We rode for about two hours. The raindrops didn’t stop; in fact it drizzled harder. But in the cool drizzle, there was freedom. Sharon laughed as the drops slid down her face and she licked at them as her horse led the way down the muddy path. I slid back and forth on my saddle until I figured out how to balance my butt. My fear of falling quieted down as my horse slowly made its way up and down the muddy trails. A few times he slipped but quickly regained balance. I started to enjoy those slips. They put just enough scare in the ride to make it interesting. I even laughed at the last few. I didn’t fall, and didn’t break my neck. The drizzle stopped and the sun even peeked out for a half hour. We rode up and down the trails admiring the wide space and mountains. At one point we stopped at a stream and the horses drank. I felt a calm come over me as I sat there and I closed my eyes. It was only for a minute or two, but I was one with all of it; horse, mountain, stream and sky. It was one of the most peaceful feelings I’ve ever experienced. When they finished drinking, our steeds resumed the trail and we rode in silence just taking it all in.
When we got back to the ranch, there was a small table for two set up by a lit fireplace.
“Oh, Rick,” Sharon said. Her eyes reflected the fireplace light and her eyes filled with happy tears.
“It’s really pretty,” I said. We sat down and felt a peace settle over us. Sharon looked radiant and very happy.
The table had a white and red checkered table cloth and Ned had a lunch of two barbecued steaks and chicken wings waiting for us. There was potato salad, twice baked potatoes, a fresh green salad, and hot rolls with melted butter. There was a big pitcher of cold lemonade to wash it all down.

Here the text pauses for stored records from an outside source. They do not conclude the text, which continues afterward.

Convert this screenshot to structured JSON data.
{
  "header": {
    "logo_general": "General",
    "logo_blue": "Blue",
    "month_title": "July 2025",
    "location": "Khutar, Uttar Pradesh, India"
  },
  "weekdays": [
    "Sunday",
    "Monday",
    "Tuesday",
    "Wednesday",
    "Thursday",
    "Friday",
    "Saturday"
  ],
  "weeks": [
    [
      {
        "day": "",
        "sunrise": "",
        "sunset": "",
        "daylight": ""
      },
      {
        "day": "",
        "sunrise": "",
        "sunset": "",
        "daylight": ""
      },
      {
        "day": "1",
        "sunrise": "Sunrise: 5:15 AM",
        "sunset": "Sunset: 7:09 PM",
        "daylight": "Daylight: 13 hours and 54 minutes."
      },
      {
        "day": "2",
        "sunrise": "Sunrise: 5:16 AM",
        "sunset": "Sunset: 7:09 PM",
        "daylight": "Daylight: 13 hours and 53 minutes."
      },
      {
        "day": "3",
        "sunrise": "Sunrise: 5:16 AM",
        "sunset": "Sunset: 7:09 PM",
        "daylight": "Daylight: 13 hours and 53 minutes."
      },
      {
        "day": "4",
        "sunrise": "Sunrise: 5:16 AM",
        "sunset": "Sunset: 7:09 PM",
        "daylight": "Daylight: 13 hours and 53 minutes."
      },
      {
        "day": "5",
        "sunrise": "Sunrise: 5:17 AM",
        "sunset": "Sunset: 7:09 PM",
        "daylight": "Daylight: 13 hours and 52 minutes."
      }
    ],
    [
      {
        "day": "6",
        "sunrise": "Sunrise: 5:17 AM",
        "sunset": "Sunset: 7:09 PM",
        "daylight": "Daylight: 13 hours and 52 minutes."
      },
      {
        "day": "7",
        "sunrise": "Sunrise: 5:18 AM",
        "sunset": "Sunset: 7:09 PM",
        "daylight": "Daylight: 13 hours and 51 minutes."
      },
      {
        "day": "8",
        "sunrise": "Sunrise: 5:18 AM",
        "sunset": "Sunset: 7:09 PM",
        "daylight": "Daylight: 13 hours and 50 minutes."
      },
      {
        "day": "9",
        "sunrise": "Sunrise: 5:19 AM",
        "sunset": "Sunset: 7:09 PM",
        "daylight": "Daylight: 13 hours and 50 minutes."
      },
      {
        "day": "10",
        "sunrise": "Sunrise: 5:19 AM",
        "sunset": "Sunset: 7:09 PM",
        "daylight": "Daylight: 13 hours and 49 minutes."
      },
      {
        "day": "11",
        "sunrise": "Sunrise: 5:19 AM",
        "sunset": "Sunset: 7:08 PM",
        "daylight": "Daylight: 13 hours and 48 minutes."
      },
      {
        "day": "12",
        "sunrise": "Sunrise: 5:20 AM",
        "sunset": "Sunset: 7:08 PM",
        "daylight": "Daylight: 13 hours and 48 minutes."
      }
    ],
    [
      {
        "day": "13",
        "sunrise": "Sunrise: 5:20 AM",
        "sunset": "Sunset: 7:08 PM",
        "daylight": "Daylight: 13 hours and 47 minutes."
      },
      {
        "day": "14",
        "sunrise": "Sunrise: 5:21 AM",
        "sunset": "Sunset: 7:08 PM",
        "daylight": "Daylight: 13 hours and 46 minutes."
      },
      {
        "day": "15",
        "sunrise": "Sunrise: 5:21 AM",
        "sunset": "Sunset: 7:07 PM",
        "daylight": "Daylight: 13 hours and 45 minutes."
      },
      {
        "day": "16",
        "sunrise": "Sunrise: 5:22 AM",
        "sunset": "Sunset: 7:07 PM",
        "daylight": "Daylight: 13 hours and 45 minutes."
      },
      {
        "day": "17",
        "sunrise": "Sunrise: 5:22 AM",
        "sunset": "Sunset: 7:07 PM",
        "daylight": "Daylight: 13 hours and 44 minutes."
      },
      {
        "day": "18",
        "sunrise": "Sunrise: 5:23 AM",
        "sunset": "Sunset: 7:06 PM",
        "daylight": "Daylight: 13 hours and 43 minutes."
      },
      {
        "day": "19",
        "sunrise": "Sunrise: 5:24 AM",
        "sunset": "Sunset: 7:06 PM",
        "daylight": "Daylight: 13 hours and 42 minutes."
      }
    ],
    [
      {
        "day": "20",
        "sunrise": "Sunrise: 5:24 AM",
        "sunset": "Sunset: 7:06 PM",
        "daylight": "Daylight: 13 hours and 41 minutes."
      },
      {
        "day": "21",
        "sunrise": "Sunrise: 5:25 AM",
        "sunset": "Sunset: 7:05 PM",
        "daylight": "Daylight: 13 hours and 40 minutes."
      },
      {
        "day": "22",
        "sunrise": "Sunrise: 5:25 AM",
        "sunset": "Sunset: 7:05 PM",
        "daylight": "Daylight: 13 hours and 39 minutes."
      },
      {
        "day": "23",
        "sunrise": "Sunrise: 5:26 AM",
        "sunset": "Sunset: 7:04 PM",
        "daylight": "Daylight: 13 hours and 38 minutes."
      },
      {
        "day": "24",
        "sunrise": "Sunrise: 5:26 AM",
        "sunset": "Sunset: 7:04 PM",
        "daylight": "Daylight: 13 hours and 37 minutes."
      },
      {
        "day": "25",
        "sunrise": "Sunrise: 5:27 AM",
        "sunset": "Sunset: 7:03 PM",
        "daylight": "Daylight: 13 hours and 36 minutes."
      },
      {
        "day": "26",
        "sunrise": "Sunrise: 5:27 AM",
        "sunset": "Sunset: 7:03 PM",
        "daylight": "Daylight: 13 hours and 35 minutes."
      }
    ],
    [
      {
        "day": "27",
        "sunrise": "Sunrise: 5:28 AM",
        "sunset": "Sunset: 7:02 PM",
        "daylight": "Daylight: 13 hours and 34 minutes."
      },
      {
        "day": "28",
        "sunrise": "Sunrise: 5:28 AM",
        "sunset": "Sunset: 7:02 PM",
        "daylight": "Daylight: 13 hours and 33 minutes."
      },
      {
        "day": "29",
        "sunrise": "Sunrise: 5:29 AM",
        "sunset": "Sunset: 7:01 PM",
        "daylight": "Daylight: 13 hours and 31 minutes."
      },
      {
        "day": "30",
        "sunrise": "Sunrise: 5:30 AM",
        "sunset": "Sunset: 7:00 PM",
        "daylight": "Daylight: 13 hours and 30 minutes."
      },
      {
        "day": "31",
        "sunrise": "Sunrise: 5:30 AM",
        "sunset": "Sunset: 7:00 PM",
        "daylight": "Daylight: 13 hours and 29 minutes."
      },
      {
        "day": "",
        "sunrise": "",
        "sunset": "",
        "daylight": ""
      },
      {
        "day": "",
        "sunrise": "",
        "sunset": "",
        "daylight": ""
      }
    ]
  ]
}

“There you are, “Ned said. He pointed to the table of food.
“Come, sit, eat and enjoy.”
“This is awesome,” I said. “Thank you.”
“And when you had your fill, there is pecan pie and apple cobbler with soft served vanilla ice cream to top it all off.”
“Oh my,” was all Sharon could say.
“Well…enjoy it!” Ned said. He left and disappeared to another room.
We sat and ate and recounted our ride. The food was delicious and as rich and full as the time we spent with each other. The small silences were comfortable, and we were just happy to be with each other.
When we asked for the check, Ned said it was all “complimentary.”
“Gotta give you two props for doing the ride. Didn’t think you had it in you,” he said and laughed.
Sharon beamed and I felt proud of myself. Yeah…we did deserve props.
“So, how was the ride?” Dan asked as he opened the van doors and we got in.
“It was great,” I said. “Really great.”
“Good for you,” he said. It sounded like he meant it. We relayed the highlights of our ride as he drove. He didn’t say much, just shook his head and we could see his smile in the rear view.
“Sounds like a great trip,” he said, as we pulled up to the resort.
“It was,” we said.
“Well…have a good rest of your day. Enjoy the rest of your stay.” We shook hands and waved good-bye.
“We will,” I said.
“Not too much of a tool,” Sharon said as he drove away.
All rights belong to its author. It was published on e-Stories.org by demand of Joseph Trance.
Published on e-Stories.org on 08/09/2014.